    We strongly recommend authors to keep updating the cases on a regular basis with new relevant data or findings.

  • All cases submitted are first moderated. Joinup publishes, in good faith, all cases correctly submitted, although in some circumstances the moderator and/or Joinup editors reserve the right to question suitability and remove a contribution. In these occasions, Joinup may contact in the author and work with him/her to clarify the situation. Cases are occasionally withdrawn at the request of the author or an institution.

    • The abstract or summary should identify the major problems/key issues of the project and summarize the findings and recommendations of the author. The abstract has to motivate the reader to continue reading the main body of the article.
    • The abstract is just one paragraph. It has no line breaks, dashes or links. It should not be longer than 10 lines.
    • The Target Group is also described in one paragraph, with no line breaks between sentences.
    • Throughout the text the author may use dashes (-), but no bullets or any other sign.
    • Leave a blank space after each paragraph.
    • Try to limit the number of hyperlinks and statistics included throughout the body of the case. This type of information should be provided using the References, Related Cases or Additional Documents sections included in the template (right hand navigation menu).

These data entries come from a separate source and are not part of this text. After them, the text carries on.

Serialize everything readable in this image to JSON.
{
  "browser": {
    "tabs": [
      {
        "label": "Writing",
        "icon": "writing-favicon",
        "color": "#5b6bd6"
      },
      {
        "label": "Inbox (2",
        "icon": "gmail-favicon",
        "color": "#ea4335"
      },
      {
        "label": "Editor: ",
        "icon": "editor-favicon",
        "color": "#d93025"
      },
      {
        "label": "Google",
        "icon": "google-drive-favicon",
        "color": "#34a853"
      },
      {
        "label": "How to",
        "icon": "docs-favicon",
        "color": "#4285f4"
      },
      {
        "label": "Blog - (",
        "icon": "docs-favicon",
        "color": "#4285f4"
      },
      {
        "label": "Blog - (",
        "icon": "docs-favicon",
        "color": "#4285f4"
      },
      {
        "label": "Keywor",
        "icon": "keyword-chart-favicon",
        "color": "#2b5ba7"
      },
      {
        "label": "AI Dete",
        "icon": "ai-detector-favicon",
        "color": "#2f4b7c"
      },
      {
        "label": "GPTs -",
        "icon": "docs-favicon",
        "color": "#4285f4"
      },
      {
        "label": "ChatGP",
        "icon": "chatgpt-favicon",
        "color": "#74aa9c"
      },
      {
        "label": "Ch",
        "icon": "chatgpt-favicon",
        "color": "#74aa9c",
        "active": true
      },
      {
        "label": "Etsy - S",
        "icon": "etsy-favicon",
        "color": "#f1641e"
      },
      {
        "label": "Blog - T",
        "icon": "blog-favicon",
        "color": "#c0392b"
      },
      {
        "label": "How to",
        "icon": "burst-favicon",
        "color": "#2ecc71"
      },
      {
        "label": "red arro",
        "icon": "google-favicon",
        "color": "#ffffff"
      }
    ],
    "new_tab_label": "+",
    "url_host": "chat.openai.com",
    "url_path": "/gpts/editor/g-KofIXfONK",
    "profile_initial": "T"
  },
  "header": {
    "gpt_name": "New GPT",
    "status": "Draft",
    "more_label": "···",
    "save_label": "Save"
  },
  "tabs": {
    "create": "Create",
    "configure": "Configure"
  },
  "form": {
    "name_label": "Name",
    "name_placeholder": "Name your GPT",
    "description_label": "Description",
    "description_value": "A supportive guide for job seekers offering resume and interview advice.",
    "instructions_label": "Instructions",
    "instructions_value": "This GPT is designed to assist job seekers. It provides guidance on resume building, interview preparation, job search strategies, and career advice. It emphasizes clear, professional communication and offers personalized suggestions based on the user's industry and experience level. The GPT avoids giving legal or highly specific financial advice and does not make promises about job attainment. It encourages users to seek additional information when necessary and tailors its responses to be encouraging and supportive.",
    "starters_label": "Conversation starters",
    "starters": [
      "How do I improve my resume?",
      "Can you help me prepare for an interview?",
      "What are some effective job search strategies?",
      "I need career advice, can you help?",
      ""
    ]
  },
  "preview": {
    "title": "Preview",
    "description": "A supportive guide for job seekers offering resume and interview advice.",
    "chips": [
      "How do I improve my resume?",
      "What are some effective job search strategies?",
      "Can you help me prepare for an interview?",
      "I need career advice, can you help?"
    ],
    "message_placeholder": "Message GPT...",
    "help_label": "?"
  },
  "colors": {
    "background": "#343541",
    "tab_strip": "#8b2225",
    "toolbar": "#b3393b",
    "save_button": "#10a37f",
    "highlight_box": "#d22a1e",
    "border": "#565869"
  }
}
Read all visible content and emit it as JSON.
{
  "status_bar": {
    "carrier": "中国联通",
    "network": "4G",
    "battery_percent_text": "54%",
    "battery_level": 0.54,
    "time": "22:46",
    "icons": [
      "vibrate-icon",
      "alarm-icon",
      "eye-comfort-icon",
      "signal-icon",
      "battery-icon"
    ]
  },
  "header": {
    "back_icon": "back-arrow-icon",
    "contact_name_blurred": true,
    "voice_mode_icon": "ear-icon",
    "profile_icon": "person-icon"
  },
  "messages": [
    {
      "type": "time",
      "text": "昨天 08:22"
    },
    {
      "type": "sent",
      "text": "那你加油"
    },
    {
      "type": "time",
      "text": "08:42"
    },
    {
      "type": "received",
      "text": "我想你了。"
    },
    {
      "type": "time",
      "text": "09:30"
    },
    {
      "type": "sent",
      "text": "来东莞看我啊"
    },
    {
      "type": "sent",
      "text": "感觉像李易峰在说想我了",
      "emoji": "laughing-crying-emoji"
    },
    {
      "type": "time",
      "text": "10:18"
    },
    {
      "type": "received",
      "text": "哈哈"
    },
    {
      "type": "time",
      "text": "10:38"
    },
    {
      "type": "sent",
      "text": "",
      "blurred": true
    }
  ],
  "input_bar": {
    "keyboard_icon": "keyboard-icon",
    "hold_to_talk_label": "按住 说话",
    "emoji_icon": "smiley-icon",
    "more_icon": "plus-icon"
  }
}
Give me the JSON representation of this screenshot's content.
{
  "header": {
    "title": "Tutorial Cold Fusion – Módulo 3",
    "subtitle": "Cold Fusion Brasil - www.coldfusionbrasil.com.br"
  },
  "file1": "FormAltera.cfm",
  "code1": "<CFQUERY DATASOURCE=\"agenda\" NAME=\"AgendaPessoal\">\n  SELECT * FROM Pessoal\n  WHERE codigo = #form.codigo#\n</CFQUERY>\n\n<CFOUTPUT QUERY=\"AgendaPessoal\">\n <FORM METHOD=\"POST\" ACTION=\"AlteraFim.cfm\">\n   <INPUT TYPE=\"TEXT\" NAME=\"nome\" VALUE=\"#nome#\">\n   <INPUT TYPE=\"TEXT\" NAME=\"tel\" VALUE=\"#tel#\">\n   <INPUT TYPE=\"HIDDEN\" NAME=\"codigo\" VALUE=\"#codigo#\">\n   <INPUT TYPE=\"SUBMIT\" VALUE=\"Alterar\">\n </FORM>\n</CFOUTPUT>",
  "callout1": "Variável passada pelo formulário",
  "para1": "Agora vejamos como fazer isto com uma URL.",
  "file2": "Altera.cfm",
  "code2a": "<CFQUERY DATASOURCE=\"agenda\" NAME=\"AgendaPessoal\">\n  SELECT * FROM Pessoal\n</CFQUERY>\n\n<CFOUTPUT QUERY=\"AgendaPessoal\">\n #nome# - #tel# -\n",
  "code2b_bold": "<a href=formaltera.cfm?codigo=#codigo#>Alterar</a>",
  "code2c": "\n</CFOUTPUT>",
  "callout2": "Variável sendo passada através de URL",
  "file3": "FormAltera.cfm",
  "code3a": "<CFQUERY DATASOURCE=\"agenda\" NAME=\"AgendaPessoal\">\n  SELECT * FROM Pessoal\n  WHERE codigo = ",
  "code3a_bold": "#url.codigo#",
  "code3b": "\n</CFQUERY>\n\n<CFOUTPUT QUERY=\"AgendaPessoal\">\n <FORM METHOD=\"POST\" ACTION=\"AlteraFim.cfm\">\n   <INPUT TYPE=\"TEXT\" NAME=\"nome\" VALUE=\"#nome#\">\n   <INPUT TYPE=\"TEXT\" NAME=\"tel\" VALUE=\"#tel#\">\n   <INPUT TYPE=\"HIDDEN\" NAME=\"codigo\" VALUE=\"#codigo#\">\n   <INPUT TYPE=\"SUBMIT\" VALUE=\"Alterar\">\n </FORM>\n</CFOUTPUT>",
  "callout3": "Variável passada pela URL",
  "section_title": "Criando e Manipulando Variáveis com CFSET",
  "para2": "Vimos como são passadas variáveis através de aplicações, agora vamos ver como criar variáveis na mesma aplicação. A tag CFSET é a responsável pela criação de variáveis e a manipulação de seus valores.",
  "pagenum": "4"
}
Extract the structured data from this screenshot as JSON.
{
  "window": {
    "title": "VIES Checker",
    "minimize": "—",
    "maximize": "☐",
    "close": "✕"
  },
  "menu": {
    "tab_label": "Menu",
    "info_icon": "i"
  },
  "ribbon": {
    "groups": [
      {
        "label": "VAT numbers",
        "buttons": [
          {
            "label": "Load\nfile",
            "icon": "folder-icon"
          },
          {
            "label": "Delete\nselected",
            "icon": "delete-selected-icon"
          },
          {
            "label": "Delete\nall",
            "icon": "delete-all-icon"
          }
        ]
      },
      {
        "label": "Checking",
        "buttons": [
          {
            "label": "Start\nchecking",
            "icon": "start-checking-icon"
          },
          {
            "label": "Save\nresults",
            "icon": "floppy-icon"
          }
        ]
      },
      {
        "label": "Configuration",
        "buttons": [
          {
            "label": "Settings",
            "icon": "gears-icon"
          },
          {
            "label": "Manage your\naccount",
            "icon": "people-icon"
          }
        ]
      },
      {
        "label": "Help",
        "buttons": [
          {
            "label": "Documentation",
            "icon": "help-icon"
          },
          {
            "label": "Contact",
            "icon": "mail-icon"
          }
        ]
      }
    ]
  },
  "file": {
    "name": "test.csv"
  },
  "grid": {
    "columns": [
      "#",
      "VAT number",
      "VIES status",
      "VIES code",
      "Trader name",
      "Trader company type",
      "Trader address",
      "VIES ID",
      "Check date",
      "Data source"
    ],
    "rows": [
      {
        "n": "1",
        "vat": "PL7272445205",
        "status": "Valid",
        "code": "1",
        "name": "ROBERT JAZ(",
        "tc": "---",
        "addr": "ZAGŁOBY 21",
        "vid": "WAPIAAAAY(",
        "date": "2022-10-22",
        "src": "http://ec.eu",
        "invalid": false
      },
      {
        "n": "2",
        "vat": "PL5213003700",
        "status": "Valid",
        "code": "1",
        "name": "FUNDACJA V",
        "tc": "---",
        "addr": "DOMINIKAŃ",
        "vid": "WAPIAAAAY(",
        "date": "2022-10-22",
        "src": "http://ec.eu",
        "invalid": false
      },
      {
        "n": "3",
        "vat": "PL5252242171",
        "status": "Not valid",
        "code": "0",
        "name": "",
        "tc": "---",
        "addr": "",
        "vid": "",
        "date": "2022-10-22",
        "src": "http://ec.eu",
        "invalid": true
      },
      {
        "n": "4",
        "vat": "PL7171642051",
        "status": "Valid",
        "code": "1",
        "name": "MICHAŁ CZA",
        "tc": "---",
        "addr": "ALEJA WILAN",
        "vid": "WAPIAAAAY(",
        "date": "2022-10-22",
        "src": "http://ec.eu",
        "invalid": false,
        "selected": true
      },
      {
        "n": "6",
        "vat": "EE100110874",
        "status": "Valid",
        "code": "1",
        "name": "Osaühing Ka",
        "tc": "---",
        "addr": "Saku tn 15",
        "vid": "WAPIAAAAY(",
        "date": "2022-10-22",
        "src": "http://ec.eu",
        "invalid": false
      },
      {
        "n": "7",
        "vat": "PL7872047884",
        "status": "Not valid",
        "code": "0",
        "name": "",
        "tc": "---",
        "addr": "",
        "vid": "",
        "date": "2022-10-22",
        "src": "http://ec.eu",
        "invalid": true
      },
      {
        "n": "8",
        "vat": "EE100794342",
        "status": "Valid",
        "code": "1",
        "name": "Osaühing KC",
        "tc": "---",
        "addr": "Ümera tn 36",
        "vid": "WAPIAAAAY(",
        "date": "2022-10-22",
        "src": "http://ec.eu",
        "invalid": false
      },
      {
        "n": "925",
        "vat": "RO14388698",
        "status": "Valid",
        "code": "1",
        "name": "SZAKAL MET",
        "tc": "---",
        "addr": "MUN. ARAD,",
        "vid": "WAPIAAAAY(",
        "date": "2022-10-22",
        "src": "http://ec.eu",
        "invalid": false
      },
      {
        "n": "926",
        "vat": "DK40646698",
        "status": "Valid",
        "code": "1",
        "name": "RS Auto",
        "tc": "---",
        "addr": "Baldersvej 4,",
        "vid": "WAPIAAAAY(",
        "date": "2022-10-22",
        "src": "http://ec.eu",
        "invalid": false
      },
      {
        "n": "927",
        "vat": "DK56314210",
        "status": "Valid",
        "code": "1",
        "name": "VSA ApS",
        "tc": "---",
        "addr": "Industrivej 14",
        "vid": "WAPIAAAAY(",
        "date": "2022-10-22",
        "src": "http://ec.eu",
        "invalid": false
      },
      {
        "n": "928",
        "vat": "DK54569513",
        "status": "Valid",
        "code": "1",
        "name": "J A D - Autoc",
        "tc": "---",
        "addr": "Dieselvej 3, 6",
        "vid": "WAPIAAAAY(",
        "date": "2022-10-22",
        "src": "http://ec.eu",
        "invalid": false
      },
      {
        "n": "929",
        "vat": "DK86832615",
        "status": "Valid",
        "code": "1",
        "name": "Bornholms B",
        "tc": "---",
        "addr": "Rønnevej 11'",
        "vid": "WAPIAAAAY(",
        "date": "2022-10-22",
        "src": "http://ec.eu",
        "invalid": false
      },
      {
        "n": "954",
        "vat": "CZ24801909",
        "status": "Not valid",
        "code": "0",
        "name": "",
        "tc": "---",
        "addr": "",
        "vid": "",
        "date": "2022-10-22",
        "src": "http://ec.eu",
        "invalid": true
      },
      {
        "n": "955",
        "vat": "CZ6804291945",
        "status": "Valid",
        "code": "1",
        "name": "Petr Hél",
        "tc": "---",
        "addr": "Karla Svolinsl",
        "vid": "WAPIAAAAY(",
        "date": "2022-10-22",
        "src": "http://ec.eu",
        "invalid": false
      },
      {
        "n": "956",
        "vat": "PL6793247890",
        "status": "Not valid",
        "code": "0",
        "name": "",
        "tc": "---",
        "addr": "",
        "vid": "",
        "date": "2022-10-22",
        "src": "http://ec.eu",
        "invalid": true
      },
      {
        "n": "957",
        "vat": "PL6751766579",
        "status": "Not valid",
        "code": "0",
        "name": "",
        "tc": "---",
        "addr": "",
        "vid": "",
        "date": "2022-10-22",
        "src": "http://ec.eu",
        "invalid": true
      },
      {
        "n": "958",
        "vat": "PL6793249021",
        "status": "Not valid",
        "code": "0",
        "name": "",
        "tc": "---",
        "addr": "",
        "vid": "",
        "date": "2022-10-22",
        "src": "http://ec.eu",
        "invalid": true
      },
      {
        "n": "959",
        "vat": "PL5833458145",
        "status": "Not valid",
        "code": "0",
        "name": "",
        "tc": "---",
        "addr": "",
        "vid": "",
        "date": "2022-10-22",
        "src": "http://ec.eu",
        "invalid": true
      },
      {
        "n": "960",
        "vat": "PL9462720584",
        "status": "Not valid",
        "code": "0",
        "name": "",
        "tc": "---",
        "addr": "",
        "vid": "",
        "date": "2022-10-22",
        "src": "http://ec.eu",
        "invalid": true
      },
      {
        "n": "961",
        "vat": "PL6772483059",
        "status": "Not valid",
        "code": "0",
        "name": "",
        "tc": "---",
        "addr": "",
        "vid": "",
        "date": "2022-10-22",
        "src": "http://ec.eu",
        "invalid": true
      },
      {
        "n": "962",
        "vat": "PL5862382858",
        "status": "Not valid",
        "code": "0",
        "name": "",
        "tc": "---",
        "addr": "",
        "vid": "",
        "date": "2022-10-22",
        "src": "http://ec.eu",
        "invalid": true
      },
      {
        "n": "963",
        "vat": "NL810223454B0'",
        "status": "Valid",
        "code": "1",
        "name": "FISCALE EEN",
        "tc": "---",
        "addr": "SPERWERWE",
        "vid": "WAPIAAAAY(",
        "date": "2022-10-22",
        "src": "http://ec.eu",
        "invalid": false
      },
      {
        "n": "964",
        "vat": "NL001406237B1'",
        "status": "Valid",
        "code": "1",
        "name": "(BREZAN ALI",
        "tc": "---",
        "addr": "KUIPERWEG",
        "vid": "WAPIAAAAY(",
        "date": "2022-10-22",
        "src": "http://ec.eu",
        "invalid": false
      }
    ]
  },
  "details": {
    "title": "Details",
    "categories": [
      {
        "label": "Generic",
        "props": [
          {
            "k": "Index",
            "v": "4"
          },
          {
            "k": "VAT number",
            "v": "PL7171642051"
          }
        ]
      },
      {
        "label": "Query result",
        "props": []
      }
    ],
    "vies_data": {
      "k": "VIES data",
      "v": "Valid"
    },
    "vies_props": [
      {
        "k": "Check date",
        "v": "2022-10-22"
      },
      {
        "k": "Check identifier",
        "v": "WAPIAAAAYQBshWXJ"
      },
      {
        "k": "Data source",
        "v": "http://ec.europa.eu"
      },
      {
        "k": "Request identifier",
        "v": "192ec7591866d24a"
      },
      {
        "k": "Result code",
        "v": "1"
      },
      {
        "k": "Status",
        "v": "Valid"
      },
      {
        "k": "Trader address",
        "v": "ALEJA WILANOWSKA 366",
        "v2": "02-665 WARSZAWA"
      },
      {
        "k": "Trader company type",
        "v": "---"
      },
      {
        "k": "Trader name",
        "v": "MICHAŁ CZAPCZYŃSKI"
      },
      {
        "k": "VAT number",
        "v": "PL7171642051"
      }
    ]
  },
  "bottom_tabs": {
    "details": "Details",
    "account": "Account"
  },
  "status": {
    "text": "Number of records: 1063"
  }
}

    • In order to be able to publish the case, all mandatory fields must be completed with accurate data.